o Other claimants and vehicles
o Describe the Scene
o Offline access to documenting an accident

Their second app, Steer Clear, is more targeted toward educating young drivers - and verifying that they are doing the right things. As they say,
The Steer Clear® Mobile app is part of a comprehensive program that helps young drivers reinforce positive driving behavior and stay aware of hazards on the road.
I find this app to be a very smart move for State Farm. First of all, they are targeting young drivers who are more likely to be mobile-savvy, and therefore might appreciate that they can lower their insurance costs by following the app.

Second, they've built in some great verification tools that allow State Farm to validate whether the driver is actually following through with the trip logs, training and education. Of course, it's not a perfect solution - you can probably figure out how to say you're doing something and not actually do so - but it's a great attempt.

Here's a video showing what they're up to.

Tuesday, February 02, 2010

HTML5 Storage and Analytics

One of the more powerful features in HTML5 is the ability to store data locally via the browser. Of course, browsers have had this functionality for a long time via cookies, but the HTML5 spec extends this concept even further, solving some additional web site use cases, and opening the door for the rapidly emerging mobile world.

There are two mechanisms defined in the web storage spec: sessionstorage and localstorage. Sessionstorage allows for session-specific data to be stored, which can be helpful for maintaining state information that you may not want to extend into another visit. This even applies to sessions from the same visitor, within different tabs of the same browser. This is a better solution than cookies for scenarios where you want to keep transactions separate from one another. The spec notes this use case:
"For example, a user could be buying plane tickets in two different windows, using the same site. If the site used cookies to keep track of which ticket the user was buying, then as the user clicked from page to page in both windows, the ticket currently being purchased would "leak" from one window to the other, potentially causing the user to buy two tickets for the same flight without really noticing."
The localstorage mechanism, on the other hand, persists across sessions and visits.
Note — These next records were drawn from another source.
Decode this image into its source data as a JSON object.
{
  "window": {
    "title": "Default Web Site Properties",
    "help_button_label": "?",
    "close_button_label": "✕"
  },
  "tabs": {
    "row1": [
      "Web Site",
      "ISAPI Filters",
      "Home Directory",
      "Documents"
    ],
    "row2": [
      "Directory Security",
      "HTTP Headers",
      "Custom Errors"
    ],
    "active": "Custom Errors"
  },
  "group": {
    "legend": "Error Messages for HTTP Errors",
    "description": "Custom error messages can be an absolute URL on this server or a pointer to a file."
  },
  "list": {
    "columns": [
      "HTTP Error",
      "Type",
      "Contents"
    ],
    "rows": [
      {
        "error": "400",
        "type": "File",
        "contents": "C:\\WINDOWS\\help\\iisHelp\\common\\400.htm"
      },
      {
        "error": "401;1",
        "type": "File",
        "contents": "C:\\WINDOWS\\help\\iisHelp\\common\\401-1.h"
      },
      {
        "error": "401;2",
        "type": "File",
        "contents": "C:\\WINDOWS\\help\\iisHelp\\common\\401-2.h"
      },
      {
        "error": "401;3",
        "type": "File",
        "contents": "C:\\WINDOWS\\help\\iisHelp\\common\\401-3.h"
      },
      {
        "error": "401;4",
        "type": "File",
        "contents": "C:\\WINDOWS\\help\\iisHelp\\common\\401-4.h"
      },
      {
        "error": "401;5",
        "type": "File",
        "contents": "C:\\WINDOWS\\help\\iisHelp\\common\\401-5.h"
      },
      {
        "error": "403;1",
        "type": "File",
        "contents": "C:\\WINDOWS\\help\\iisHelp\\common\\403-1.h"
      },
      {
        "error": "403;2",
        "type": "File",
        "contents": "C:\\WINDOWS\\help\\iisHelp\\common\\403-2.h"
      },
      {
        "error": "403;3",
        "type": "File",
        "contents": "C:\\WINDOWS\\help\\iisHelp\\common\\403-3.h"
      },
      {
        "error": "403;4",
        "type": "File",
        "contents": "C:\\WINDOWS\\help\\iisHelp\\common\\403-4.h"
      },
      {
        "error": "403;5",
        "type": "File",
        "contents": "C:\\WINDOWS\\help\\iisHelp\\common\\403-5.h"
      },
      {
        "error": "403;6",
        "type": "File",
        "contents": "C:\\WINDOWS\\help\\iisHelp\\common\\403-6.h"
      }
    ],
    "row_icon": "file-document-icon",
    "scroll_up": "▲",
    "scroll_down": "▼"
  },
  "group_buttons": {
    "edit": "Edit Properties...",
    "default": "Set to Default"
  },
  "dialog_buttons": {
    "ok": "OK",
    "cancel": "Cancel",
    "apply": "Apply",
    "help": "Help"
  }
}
How much storage?
The spec currently suggests a limit of 5MB per origin (domain) for this new storage. This may change as the spec continues to be revised. At 5MB, it's certainly much larger than the limit on cookies today.

There's a decent sized section of the spec that speaks to "user tracking". There's clearly a strong concern about how this storage mechanism could be used to build user profiles and potentially track personal information. It looks like the working group developing this spec is taking privacy concerns very seriously, and are building in good safeguards.

Some thoughts
This storage would have been a great mechanism to have many years ago, but I'm not sure we were really ready for it. I think we've learned a lot over the years about privacy, and protecting personally identifiable information, and the time is much better now for such power.

The possibilities with this storage mechanism are fantastic. Google has already been making use of this functionality to help improve its apps. Apple has been a strong supporter of advancing the HTML5 spec in general.

But the rise of mobile computing has really made this mechanism important. Some very smart folks are already figuring out how to leverage localstorage to build apps that behave like a native app (eg, an iPhone or Android app), but are actually running in a browser. Check out Nextstop on your mobile device to see an example of what I mean. By pre-fetching and storing content, the experience becomes extremely rich when moving from view to view. It's quite amazing to experience it.

The Analytics connection
Analytics providers like Webtrends can obviously make use of the localstorage mechanism in creative ways. But the real thought-leadership will come with providing new analysis of usage of the storage functionality so website owners can better optimize their sites. More good opportunities for analytics providers and practitioners!


webtrends reinvigorate analytics